The paintings of Emil Bakalli aim at the deconstruction of human psychology, experience, and the esoteric language of mind and unconsciousness. In Bakalli’s works there is a reminiscent element of a melancholic and lost time and inner struggle; but also, his works capture the determination of hope and the conflict for existence. There are hints and features of nostalgia, drama, and survival from the hermetic former regime of communist Albania. Emil Bakalli was born in Albania, in the city of Elbasan, in 1975 where he finished the Lyceum of Fine Arts Onufri. He refers to the inhumane collapsed totalitarian regime of Stalinist Albania as a “bunker society”, which achieved one thing: the destruction of human essence, freedom, and character by deforming its soul and mind; creating a new poisonous and malicious hybrid society of Bolshevik paranoia for self-destruction. .

Bakalli’s work is often read with political motive. In his latest paintings one cannot miss that, there is a certain attention to depicting figures and bodies in states of ambiguous duress. These figures are to great extent signifiers of the moral and political relationship of oppressor and oppressed leading to aberration and triumph. This particular subject matter of incongruousness reflects his reaction to political events evolving in an inner struggle. Bakalli is engaged in political thought studying the aspect of human existence—his thinking and vision is enriched from his interest and his readings of philosophy and theory, especially from 20th century German and French philosophy, psychology, and semiotics.

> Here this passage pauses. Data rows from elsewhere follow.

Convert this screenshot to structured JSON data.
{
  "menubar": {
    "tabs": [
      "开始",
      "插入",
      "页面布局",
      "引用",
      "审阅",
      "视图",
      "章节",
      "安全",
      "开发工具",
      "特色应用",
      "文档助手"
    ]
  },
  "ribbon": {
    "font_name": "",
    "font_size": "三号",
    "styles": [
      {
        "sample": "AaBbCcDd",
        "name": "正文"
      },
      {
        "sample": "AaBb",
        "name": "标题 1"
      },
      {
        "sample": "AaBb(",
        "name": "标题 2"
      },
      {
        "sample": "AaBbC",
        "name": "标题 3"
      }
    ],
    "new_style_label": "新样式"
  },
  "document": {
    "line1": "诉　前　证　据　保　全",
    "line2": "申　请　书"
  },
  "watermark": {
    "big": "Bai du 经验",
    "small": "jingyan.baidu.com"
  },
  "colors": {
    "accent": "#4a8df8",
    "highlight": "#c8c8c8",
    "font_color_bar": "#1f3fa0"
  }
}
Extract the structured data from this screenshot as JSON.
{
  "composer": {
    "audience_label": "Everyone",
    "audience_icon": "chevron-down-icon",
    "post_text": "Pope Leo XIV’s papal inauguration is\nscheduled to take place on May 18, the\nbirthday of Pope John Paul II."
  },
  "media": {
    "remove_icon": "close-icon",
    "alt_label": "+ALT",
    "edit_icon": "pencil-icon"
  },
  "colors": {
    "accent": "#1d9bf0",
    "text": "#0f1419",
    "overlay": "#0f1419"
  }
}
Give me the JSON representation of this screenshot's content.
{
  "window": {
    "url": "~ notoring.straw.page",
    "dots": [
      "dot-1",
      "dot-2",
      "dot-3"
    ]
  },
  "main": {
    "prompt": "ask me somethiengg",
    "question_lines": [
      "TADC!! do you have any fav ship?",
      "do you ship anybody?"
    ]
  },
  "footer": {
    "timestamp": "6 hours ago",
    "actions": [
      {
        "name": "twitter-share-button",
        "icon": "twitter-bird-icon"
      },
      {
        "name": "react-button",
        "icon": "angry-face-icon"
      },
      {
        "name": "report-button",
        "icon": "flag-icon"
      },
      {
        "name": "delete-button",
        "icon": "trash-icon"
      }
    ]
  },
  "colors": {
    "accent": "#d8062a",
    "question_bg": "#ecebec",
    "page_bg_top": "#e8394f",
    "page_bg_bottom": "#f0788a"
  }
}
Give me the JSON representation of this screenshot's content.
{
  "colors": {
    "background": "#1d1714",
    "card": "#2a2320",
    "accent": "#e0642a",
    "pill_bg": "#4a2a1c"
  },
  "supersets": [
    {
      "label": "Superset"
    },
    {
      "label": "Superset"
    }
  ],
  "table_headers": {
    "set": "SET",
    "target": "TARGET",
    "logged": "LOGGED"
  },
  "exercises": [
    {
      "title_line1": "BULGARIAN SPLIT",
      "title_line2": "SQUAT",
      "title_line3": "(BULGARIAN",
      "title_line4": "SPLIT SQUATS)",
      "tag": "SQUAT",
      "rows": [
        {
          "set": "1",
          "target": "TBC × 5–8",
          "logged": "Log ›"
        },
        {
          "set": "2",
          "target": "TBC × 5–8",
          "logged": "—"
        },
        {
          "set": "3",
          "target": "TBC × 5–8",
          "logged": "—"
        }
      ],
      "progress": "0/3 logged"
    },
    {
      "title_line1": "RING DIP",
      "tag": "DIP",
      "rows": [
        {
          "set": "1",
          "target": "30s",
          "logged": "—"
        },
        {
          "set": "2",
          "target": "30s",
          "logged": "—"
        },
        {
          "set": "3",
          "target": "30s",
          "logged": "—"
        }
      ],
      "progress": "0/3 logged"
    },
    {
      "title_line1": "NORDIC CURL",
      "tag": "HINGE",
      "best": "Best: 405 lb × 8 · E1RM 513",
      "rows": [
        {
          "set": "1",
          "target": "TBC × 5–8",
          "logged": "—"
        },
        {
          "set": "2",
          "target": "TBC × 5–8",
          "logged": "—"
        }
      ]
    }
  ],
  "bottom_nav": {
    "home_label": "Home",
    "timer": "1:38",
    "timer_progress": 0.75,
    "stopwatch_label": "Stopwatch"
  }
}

Another element of his paintings is that he approaches painting through the prism of conceptualism. Allegory and metaphor, symbolism and metonymic connotations or coded elements are significant for understanding his work. For Bakalli, the process of painting is not only creativity, but also self-reflexivity. In addition to this, he believes that the element of process and concept in painting is as important as appearance. In his work one sees blocks of fracture, which direct our perception to discontinuity and ambiguity, combining schematic figural elements constructing a visual scene—that enables the viewer to be able to create his/her own story narrating in the absence of the real, visible or tangible event. Bakalli’s current paintings reflect his inner world radiating from the deepest memory of his esoteric and exoteric experience, handling chromatic schemes in accordance with the idea of his subject matter. For Bakalli, the whole process of art is after all an idea, which emanates from the dream-life-experience phenomenon of human mind. His current paintings have a ‘lateral semantic’ approach showing suggestiveness, indirection, and uncertainty—where the dream-world and life-experience are interconnect and create a new platform for connoted messages and meanings, demonstrating that events and phenomena evolve simultaneously and not in isolation. Bakalli’s paintings are embedded in an inner language, indicating that the reality of the exoteric appearances does not have to coincide with the esoteric language of mind; but together at once, they create a void—this is the place where the artist dominates, in the uncertainty of life and existence—the will as appearance and form, where the essence of the idea is represented in the process of art and in the labyrinth of life. .

No comments: